# EXERCISE DIRECTIONS
Verbatim output required. Print the data in full.

┌─ WORKING DATA

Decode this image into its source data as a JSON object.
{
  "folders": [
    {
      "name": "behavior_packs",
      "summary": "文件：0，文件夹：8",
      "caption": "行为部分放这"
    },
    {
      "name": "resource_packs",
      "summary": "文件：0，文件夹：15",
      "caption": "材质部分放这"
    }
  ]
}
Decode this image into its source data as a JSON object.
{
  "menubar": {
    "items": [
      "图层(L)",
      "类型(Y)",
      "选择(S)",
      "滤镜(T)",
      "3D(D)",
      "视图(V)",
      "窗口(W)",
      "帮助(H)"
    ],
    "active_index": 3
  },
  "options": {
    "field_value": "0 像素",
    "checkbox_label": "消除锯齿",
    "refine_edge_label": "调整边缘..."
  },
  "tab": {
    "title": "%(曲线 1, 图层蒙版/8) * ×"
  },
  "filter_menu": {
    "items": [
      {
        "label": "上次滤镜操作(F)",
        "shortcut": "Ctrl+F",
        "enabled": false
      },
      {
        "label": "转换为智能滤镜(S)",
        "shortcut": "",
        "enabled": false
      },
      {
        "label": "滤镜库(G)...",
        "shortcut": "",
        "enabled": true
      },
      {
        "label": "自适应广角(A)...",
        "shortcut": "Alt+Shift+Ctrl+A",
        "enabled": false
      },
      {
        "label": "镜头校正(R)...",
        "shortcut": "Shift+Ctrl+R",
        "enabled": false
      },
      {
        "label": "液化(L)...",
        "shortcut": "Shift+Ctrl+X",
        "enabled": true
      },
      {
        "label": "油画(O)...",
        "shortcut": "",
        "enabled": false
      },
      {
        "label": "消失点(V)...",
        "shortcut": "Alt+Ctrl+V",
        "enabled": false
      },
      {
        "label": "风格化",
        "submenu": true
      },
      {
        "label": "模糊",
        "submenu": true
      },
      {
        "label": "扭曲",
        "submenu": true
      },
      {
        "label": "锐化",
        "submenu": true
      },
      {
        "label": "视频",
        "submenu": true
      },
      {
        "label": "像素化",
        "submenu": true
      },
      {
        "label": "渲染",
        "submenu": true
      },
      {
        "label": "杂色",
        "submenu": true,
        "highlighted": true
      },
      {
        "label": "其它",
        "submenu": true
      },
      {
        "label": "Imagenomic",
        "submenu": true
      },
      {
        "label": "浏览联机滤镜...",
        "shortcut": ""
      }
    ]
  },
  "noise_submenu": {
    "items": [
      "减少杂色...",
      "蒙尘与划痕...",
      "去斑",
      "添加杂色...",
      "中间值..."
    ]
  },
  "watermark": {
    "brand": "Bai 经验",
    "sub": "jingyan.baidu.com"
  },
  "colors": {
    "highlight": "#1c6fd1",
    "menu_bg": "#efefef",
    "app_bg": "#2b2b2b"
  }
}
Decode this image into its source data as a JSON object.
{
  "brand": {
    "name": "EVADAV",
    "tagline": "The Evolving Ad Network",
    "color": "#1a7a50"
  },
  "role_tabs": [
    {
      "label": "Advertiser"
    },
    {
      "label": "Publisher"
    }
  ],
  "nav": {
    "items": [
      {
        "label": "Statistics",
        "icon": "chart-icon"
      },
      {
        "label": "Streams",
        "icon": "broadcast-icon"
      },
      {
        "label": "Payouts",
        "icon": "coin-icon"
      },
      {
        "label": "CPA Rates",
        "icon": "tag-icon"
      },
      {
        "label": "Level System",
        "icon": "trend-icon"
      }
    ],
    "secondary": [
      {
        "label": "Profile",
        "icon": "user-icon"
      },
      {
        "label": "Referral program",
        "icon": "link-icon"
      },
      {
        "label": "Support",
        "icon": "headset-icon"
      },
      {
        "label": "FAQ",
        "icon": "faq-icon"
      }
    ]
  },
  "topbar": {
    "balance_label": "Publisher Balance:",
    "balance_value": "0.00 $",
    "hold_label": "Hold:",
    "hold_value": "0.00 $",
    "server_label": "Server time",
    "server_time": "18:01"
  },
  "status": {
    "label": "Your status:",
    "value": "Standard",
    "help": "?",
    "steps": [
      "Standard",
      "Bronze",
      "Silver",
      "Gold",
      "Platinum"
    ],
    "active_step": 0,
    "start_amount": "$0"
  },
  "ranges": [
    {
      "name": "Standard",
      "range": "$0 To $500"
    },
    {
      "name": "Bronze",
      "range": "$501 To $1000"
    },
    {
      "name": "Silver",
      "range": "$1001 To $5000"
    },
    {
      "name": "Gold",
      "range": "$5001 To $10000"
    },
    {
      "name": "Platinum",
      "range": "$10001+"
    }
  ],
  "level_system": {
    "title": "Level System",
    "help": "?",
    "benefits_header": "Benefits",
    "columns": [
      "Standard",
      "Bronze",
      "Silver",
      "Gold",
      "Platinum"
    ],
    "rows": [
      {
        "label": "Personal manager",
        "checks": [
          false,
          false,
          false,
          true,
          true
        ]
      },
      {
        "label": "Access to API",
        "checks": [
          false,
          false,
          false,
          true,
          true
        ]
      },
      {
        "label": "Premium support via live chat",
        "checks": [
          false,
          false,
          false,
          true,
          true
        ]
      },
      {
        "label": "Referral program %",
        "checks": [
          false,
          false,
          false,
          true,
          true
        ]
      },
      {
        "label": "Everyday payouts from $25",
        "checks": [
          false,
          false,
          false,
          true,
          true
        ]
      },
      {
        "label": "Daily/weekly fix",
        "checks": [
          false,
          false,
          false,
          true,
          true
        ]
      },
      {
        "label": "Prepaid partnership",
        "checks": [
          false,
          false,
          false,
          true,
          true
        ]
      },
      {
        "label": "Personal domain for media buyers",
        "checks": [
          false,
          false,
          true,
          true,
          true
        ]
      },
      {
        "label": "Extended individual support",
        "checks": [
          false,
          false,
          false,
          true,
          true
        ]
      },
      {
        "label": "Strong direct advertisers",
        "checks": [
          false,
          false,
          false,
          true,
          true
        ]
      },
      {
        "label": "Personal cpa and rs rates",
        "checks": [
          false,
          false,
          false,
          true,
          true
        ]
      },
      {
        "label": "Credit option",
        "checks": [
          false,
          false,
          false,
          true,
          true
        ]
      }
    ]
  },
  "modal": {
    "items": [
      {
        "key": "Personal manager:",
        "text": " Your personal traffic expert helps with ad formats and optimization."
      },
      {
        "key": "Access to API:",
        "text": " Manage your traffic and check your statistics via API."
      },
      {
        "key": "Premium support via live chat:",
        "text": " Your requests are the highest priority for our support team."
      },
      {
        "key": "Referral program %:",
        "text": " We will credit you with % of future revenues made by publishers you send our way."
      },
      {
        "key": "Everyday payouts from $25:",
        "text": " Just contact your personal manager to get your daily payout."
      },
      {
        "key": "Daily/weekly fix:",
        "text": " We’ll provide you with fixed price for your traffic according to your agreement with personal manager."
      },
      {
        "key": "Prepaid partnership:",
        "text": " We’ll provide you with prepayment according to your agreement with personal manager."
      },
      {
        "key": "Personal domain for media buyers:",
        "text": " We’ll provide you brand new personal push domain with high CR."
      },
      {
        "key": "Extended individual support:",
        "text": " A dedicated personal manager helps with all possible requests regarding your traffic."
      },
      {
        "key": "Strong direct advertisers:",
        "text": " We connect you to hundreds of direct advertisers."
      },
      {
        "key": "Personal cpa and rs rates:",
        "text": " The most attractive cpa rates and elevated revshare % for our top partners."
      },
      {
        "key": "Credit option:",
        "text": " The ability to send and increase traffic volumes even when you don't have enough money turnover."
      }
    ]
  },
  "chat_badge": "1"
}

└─

# ANSWER AREA
Decode this image into its source data as a JSON object.
{
  "folders": [
    {
      "name": "behavior_packs",
      "summary": "文件：0，文件夹：8",
      "caption": "行为部分放这"
    },
    {
      "name": "resource_packs",
      "summary": "文件：0，文件夹：15",
      "caption": "材质部分放这"
    }
  ]
}
Decode this image into its source data as a JSON object.
{
  "menubar": {
    "items": [
      "图层(L)",
      "类型(Y)",
      "选择(S)",
      "滤镜(T)",
      "3D(D)",
      "视图(V)",
      "窗口(W)",
      "帮助(H)"
    ],
    "active_index": 3
  },
  "options": {
    "field_value": "0 像素",
    "checkbox_label": "消除锯齿",
    "refine_edge_label": "调整边缘..."
  },
  "tab": {
    "title": "%(曲线 1, 图层蒙版/8) * ×"
  },
  "filter_menu": {
    "items": [
      {
        "label": "上次滤镜操作(F)",
        "shortcut": "Ctrl+F",
        "enabled": false
      },
      {
        "label": "转换为智能滤镜(S)",
        "shortcut": "",
        "enabled": false
      },
      {
        "label": "滤镜库(G)...",
        "shortcut": "",
        "enabled": true
      },
      {
        "label": "自适应广角(A)...",
        "shortcut": "Alt+Shift+Ctrl+A",
        "enabled": false
      },
      {
        "label": "镜头校正(R)...",
        "shortcut": "Shift+Ctrl+R",
        "enabled": false
      },
      {
        "label": "液化(L)...",
        "shortcut": "Shift+Ctrl+X",
        "enabled": true
      },
      {
        "label": "油画(O)...",
        "shortcut": "",
        "enabled": false
      },
      {
        "label": "消失点(V)...",
        "shortcut": "Alt+Ctrl+V",
        "enabled": false
      },
      {
        "label": "风格化",
        "submenu": true
      },
      {
        "label": "模糊",
        "submenu": true
      },
      {
        "label": "扭曲",
        "submenu": true
      },
      {
        "label": "锐化",
        "submenu": true
      },
      {
        "label": "视频",
        "submenu": true
      },
      {
        "label": "像素化",
        "submenu": true
      },
      {
        "label": "渲染",
        "submenu": true
      },
      {
        "label": "杂色",
        "submenu": true,
        "highlighted": true
      },
      {
        "label": "其它",
        "submenu": true
      },
      {
        "label": "Imagenomic",
        "submenu": true
      },
      {
        "label": "浏览联机滤镜...",
        "shortcut": ""
      }
    ]
  },
  "noise_submenu": {
    "items": [
      "减少杂色...",
      "蒙尘与划痕...",
      "去斑",
      "添加杂色...",
      "中间值..."
    ]
  },
  "watermark": {
    "brand": "Bai 经验",
    "sub": "jingyan.baidu.com"
  },
  "colors": {
    "highlight": "#1c6fd1",
    "menu_bg": "#efefef",
    "app_bg": "#2b2b2b"
  }
}
Decode this image into its source data as a JSON object.
{
  "brand": {
    "name": "EVADAV",
    "tagline": "The Evolving Ad Network",
    "color": "#1a7a50"
  },
  "role_tabs": [
    {
      "label": "Advertiser"
    },
    {
      "label": "Publisher"
    }
  ],
  "nav": {
    "items": [
      {
        "label": "Statistics",
        "icon": "chart-icon"
      },
      {
        "label": "Streams",
        "icon": "broadcast-icon"
      },
      {
        "label": "Payouts",
        "icon": "coin-icon"
      },
      {
        "label": "CPA Rates",
        "icon": "tag-icon"
      },
      {
        "label": "Level System",
        "icon": "trend-icon"
      }
    ],
    "secondary": [
      {
        "label": "Profile",
        "icon": "user-icon"
      },
      {
        "label": "Referral program",
        "icon": "link-icon"
      },
      {
        "label": "Support",
        "icon": "headset-icon"
      },
      {
        "label": "FAQ",
        "icon": "faq-icon"
      }
    ]
  },
  "topbar": {
    "balance_label": "Publisher Balance:",
    "balance_value": "0.00 $",
    "hold_label": "Hold:",
    "hold_value": "0.00 $",
    "server_label": "Server time",
    "server_time": "18:01"
  },
  "status": {
    "label": "Your status:",
    "value": "Standard",
    "help": "?",
    "steps": [
      "Standard",
      "Bronze",
      "Silver",
      "Gold",
      "Platinum"
    ],
    "active_step": 0,
    "start_amount": "$0"
  },
  "ranges": [
    {
      "name": "Standard",
      "range": "$0 To $500"
    },
    {
      "name": "Bronze",
      "range": "$501 To $1000"
    },
    {
      "name": "Silver",
      "range": "$1001 To $5000"
    },
    {
      "name": "Gold",
      "range": "$5001 To $10000"
    },
    {
      "name": "Platinum",
      "range": "$10001+"
    }
  ],
  "level_system": {
    "title": "Level System",
    "help": "?",
    "benefits_header": "Benefits",
    "columns": [
      "Standard",
      "Bronze",
      "Silver",
      "Gold",
      "Platinum"
    ],
    "rows": [
      {
        "label": "Personal manager",
        "checks": [
          false,
          false,
          false,
          true,
          true
        ]
      },
      {
        "label": "Access to API",
        "checks": [
          false,
          false,
          false,
          true,
          true
        ]
      },
      {
        "label": "Premium support via live chat",
        "checks": [
          false,
          false,
          false,
          true,
          true
        ]
      },
      {
        "label": "Referral program %",
        "checks": [
          false,
          false,
          false,
          true,
          true
        ]
      },
      {
        "label": "Everyday payouts from $25",
        "checks": [
          false,
          false,
          false,
          true,
          true
        ]
      },
      {
        "label": "Daily/weekly fix",
        "checks": [
          false,
          false,
          false,
          true,
          true
        ]
      },
      {
        "label": "Prepaid partnership",
        "checks": [
          false,
          false,
          false,
          true,
          true
        ]
      },
      {
        "label": "Personal domain for media buyers",
        "checks": [
          false,
          false,
          true,
          true,
          true
        ]
      },
      {
        "label": "Extended individual support",
        "checks": [
          false,
          false,
          false,
          true,
          true
        ]
      },
      {
        "label": "Strong direct advertisers",
        "checks": [
          false,
          false,
          false,
          true,
          true
        ]
      },
      {
        "label": "Personal cpa and rs rates",
        "checks": [
          false,
          false,
          false,
          true,
          true
        ]
      },
      {
        "label": "Credit option",
        "checks": [
          false,
          false,
          false,
          true,
          true
        ]
      }
    ]
  },
  "modal": {
    "items": [
      {
        "key": "Personal manager:",
        "text": " Your personal traffic expert helps with ad formats and optimization."
      },
      {
        "key": "Access to API:",
        "text": " Manage your traffic and check your statistics via API."
      },
      {
        "key": "Premium support via live chat:",
        "text": " Your requests are the highest priority for our support team."
      },
      {
        "key": "Referral program %:",
        "text": " We will credit you with % of future revenues made by publishers you send our way."
      },
      {
        "key": "Everyday payouts from $25:",
        "text": " Just contact your personal manager to get your daily payout."
      },
      {
        "key": "Daily/weekly fix:",
        "text": " We’ll provide you with fixed price for your traffic according to your agreement with personal manager."
      },
      {
        "key": "Prepaid partnership:",
        "text": " We’ll provide you with prepayment according to your agreement with personal manager."
      },
      {
        "key": "Personal domain for media buyers:",
        "text": " We’ll provide you brand new personal push domain with high CR."
      },
      {
        "key": "Extended individual support:",
        "text": " A dedicated personal manager helps with all possible requests regarding your traffic."
      },
      {
        "key": "Strong direct advertisers:",
        "text": " We connect you to hundreds of direct advertisers."
      },
      {
        "key": "Personal cpa and rs rates:",
        "text": " The most attractive cpa rates and elevated revshare % for our top partners."
      },
      {
        "key": "Credit option:",
        "text": " The ability to send and increase traffic volumes even when you don't have enough money turnover."
      }
    ]
  },
  "chat_badge": "1"
}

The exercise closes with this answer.